Roman Abramovich only admonished Carlo Ancelotti over his use of Fernando Torres once. Not for failing to select the out-of-sorts £50 million (Dh289,918m) striker as Chelsea's Premier League title slipped away from them; but for deciding to start him against Liverpool six days after that record transfer.
Too early and too much pressure thought Chelsea's owner. Torres failed to find the net, or even threaten to, and Liverpool counter-attacked their way to a 1-0 Stamford Bridge win. Though Ancelotti, who'd been on unsteady ground with his employer since the preceding season's Champions League exit to Inter Milan, was never instructed over his use of Torres again, he admits there was an expectation the Spain international should start.
Torres with one goal in 23 appearances since signing without a full medical is no longer the Italian's problem. The manner in which his successor has handled the febrile politics of the Chelsea dressing room is instructive.
A mere five games into his first season as manager, Andre Villas-Boas has already benched every one of Chelsea's senior figures. On Tuesday both Frank Lampard and John Terry started the club's first Champions League fixture alongside their manager in the dugout - an unprecedented move in such an important fixture.

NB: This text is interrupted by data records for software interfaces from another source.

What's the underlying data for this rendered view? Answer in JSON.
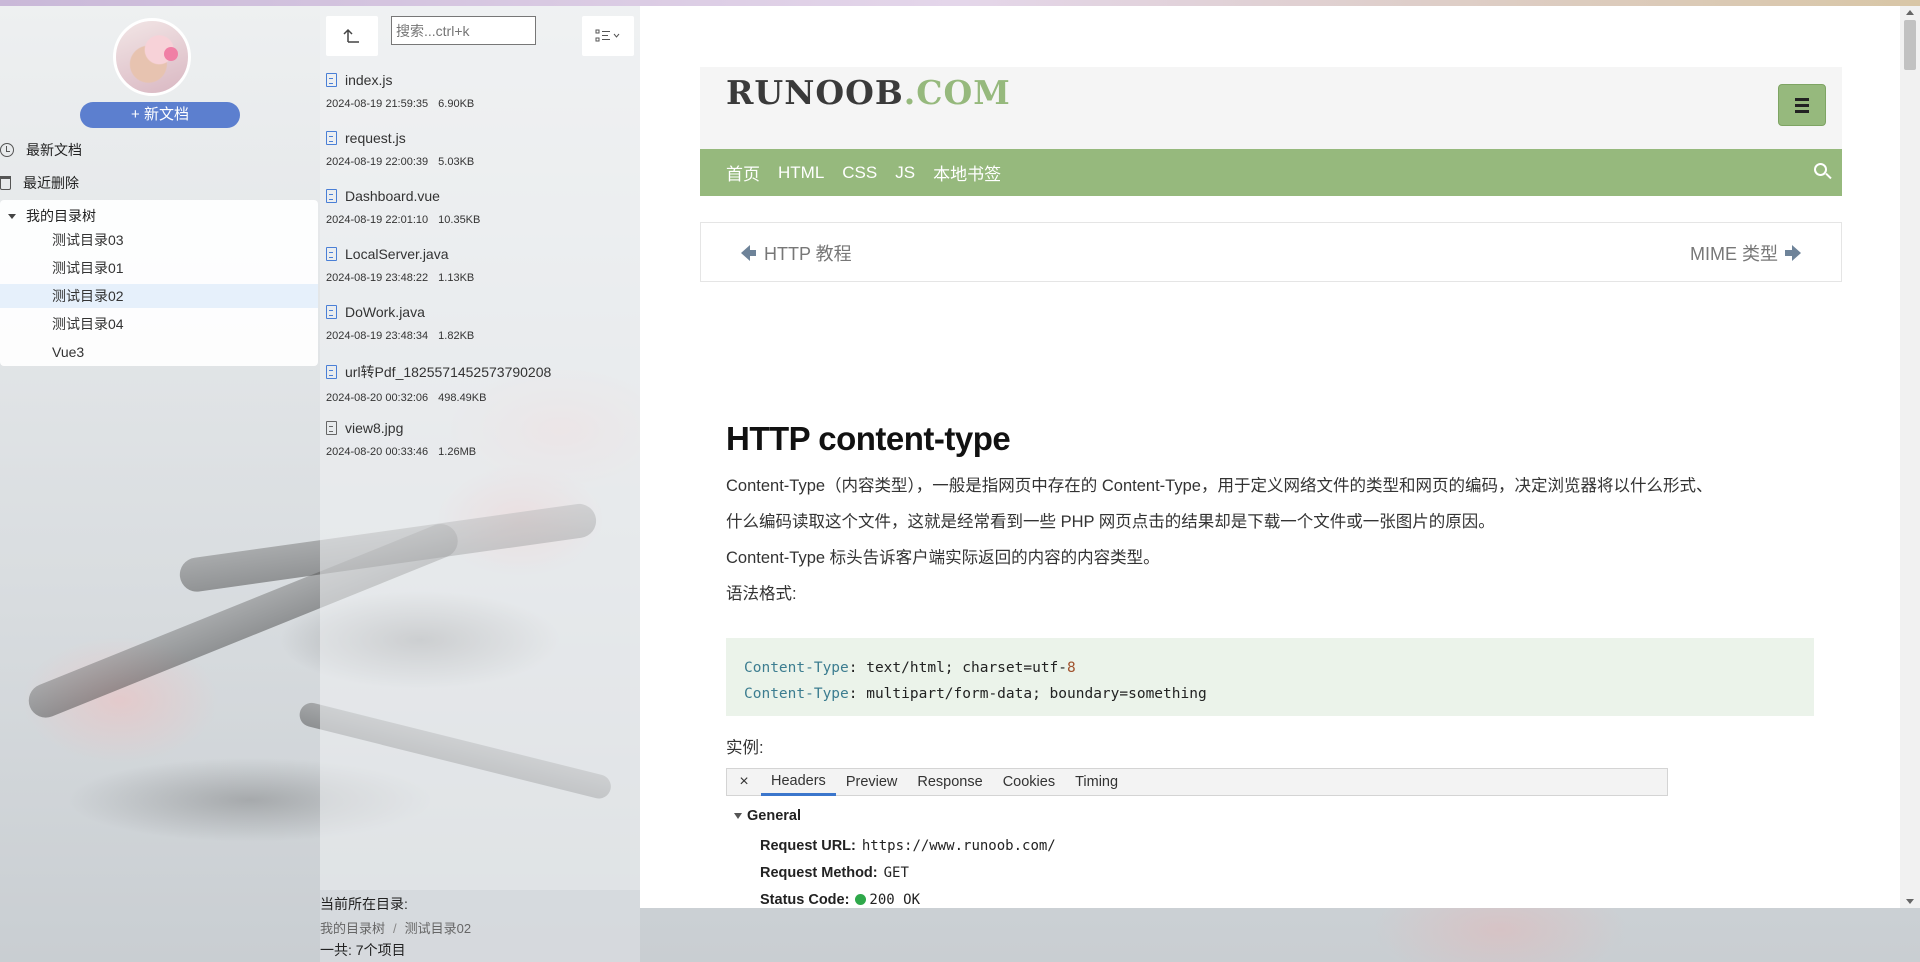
{
  "sidebar": {
    "new_doc_label": "+ 新文档",
    "menu": [
      {
        "label": "最新文档",
        "icon": "clock-icon"
      },
      {
        "label": "最近删除",
        "icon": "trash-icon"
      }
    ],
    "tree": {
      "root": "我的目录树",
      "nodes": [
        "测试目录03",
        "测试目录01",
        "测试目录02",
        "测试目录04",
        "Vue3"
      ],
      "active_index": 2
    }
  },
  "filelist": {
    "search_placeholder": "搜索...ctrl+k",
    "files": [
      {
        "name": "index.js",
        "time": "2024-08-19 21:59:35",
        "size": "6.90KB"
      },
      {
        "name": "request.js",
        "time": "2024-08-19 22:00:39",
        "size": "5.03KB"
      },
      {
        "name": "Dashboard.vue",
        "time": "2024-08-19 22:01:10",
        "size": "10.35KB"
      },
      {
        "name": "LocalServer.java",
        "time": "2024-08-19 23:48:22",
        "size": "1.13KB"
      },
      {
        "name": "DoWork.java",
        "time": "2024-08-19 23:48:34",
        "size": "1.82KB"
      },
      {
        "name": "url转Pdf_1825571452573790208",
        "time": "2024-08-20 00:32:06",
        "size": "498.49KB"
      },
      {
        "name": "view8.jpg",
        "time": "2024-08-20 00:33:46",
        "size": "1.26MB"
      }
    ],
    "footer": {
      "current_dir_label": "当前所在目录:",
      "breadcrumb": [
        "我的目录树",
        "测试目录02"
      ],
      "total": "一共: 7个项目"
    }
  },
  "content": {
    "logo_main": "RUNOOB",
    "logo_suffix": ".COM",
    "nav": [
      "首页",
      "HTML",
      "CSS",
      "JS",
      "本地书签"
    ],
    "prev": "HTTP 教程",
    "next": "MIME 类型",
    "title": "HTTP content-type",
    "p1a": "Content-Type（内容类型），一般是指网页中存在的 Content-Type，用于定义网络文件的类型和网页的编码，决定浏览器将以什么形式、",
    "p1b": "什么编码读取这个文件，这就是经常看到一些 PHP 网页点击的结果却是下载一个文件或一张图片的原因。",
    "p2": "Content-Type 标头告诉客户端实际返回的内容的内容类型。",
    "p3": "语法格式:",
    "code": [
      {
        "key": "Content-Type",
        "rest_a": ": text/html; charset=utf-",
        "num": "8",
        "rest_b": ""
      },
      {
        "key": "Content-Type",
        "rest_a": ": multipart/form-data; boundary=something",
        "num": "",
        "rest_b": ""
      }
    ],
    "example_label": "实例:",
    "devtools": {
      "close": "×",
      "tabs": [
        "Headers",
        "Preview",
        "Response",
        "Cookies",
        "Timing"
      ],
      "active_tab": 0,
      "section": "General",
      "rows": [
        {
          "label": "Request URL:",
          "value": "https://www.runoob.com/"
        },
        {
          "label": "Request Method:",
          "value": "GET"
        },
        {
          "label": "Status Code:",
          "value": "200 OK"
        }
      ]
    }
  },
  "colors": {
    "accent_green": "#96b97d",
    "new_doc_blue": "#5c7fcf",
    "file_icon_blue": "#4a7fd6",
    "status_green": "#2ea84a"
  }
}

Even if a trip to Manchester United awaited this afternoon, neither England international believed an evening's rest made strategic sense. Asked how the pair responded to their omission, the normally garrulous Villas-Boas offers a single sentence reply. "They are good professionals and have a good relationship with their manager," he says.
Villas-Boas appears to have made a double calculation. First, that if he is to establish authority over a squad accustomed to winning wars of will with managers it has to be done early, while he retains Abramovich's full support. Second, that if Chelsea are to compete with the vitality of United and Manchester City for the main domestic title he will need the flexibility to change all his personnel. No one, not even Terry and Lampard can be guaranteed a start.
Though Torres was publicly upbraided for an interview in Spain where he talked of "the type of player Chelsea have, an old player who plays very slowly, who holds possession", the thinking was that of both owner and manager. In press conferences Villas-Boas rails against the idea that Chelsea's squad is too aged to win the Premier League, yet the switch in tactics from the younger eleven that defeated Bayer Leverkusen was marked.
With David Luiz driving forward from central defence, Raul Meireles striking long accurate forward passes from deep midfield positions, and Juan Mata flitting across the forward line, Chelsea were a quicker, more "vertical" team than the side opponents have become accustomed to. The method was not without it's drawbacks, foremost the defensive naivety that allowed Leverkusen in on goal too often for comfort, but it was headed in Villas-Boas' requested direction.
"The manager wants me to use an attacking style where I have greater contact and relationship with my teammates," explains Mata. "He wants play to be vertical and a lot of passes. He wants me to be very much involved in those passes and setting up goals. He also wants me to score goals. When you are behind the strikers your role is to set up goals and provide those passes but also to score as well."
The most expensive acquisition of the Villas-Boas era, Mata has netted twice in his first three Chelsea appearances. The Spaniard's agile inventiveness coupled with Meireles' dynamism and precision promise to be fundamental to the new manager's attempts to reinvent Chelsea.
"I am working on the speed of possession," says Villas-Boas. "But I think speed of possession is also helped by the way you challenge players in training with different exercises. Not that they weren't challenged before, but I think we have gone one step further in terms of training intensity compared to last year. Maybe that can have an effect in the games.
"I think it's important because of the nature of British football. Because it is full of high speed and high emotion. You have to have criteria in your decisions but also know you have to accelerate, because in the end what takes people out of their seats is emotion. And as soon as you regain the ball people are expecting something and expecting some kind of reaction. And maybe that's what we're trying to transform."
A manager makes his changes quickly at Chelsea or not at all.